I am all of these: china saucers of acetic

mushy peas, pomegranate pips eased
out with pins, bows and arrows, bouncing
fairy dolls and cocks on sticks.

Lace cuffs and stockings catch and run as Ludd
spills out of me. Only with you I’m dun sandstone,
tunnels undermine me secretly.

You bring it out of me, me duck, you do, that mardy
Lawrence fuck. With you I’m Clough-strut right, so say it,
say I walk in beauty like a Goose Fair night. 


Thank you very much to both Jo and Kathy for allowing me to include their poems. I should probably get down to work on some of my own, I think Kathy and Jo have inspired me to crack on. Commonplace will be back soon, unless the world's ended due to Brexit or media saturation.

In the Spotlight

Image result for poetry spotlight
Poetry Spotlight
Very quick post to say a big thank to Poetry Spotlight for including an interview with me on their website. I'd really recommend this site as it's packed with interviews from a growing list of poets.
Here's something directly from the website about its ethos:

What hopefully sets Poetry Spotlight apart a little from other poetry sites is that all poems featured are accompanied by a short interview with the author. A poem doesn’t appear out of thin air and it’s nice sometimes to learn a bit more about the person who penned it. Turns out they are often as interesting as the writing they produce. Beyond that, there is no other agenda than the hope these pages reach some kind of audience.

I could tell you what my interview's about, but you can read it for yourself here.
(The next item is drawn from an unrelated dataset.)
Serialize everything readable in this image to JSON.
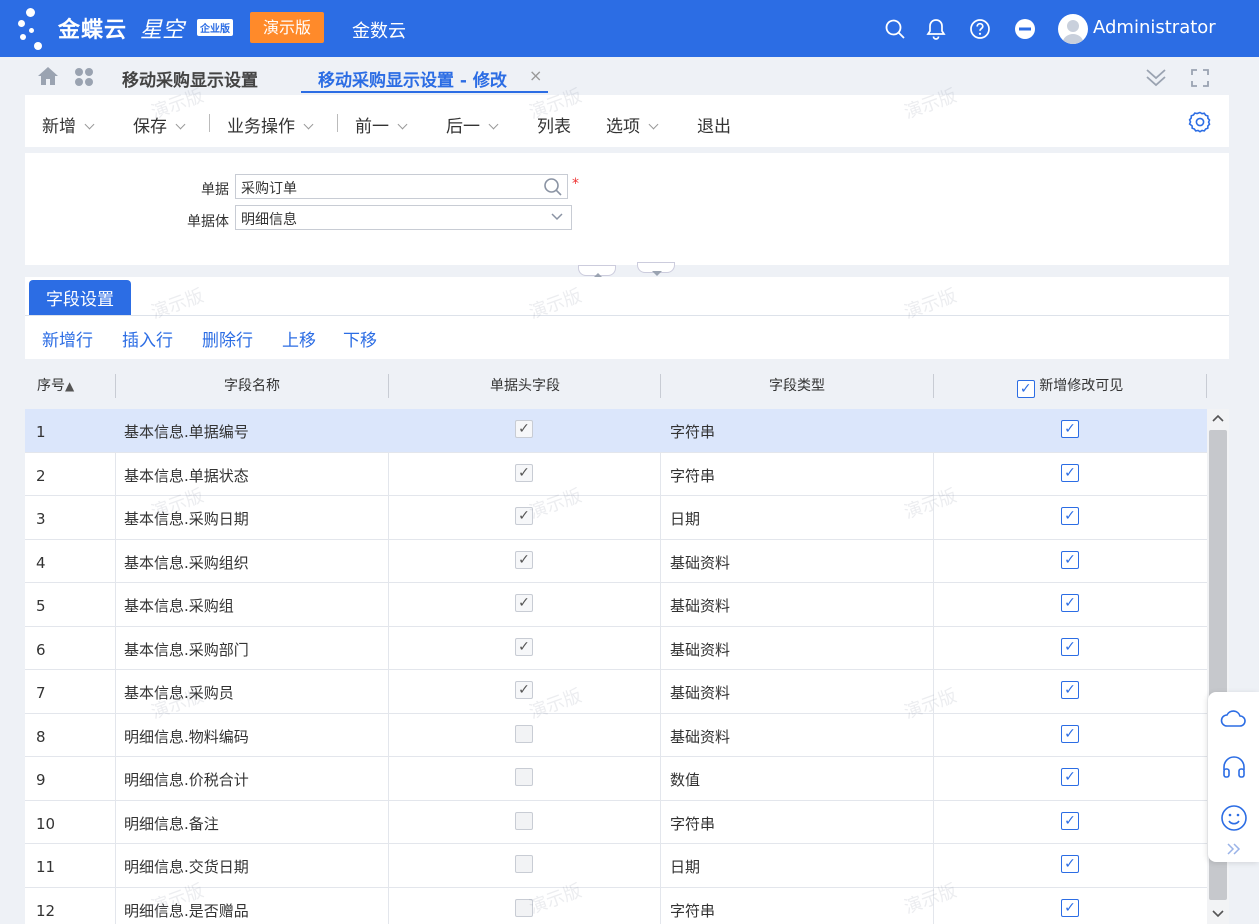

And do have a look at the vast array of poets, interviews and poems included. It's a fantastic idea.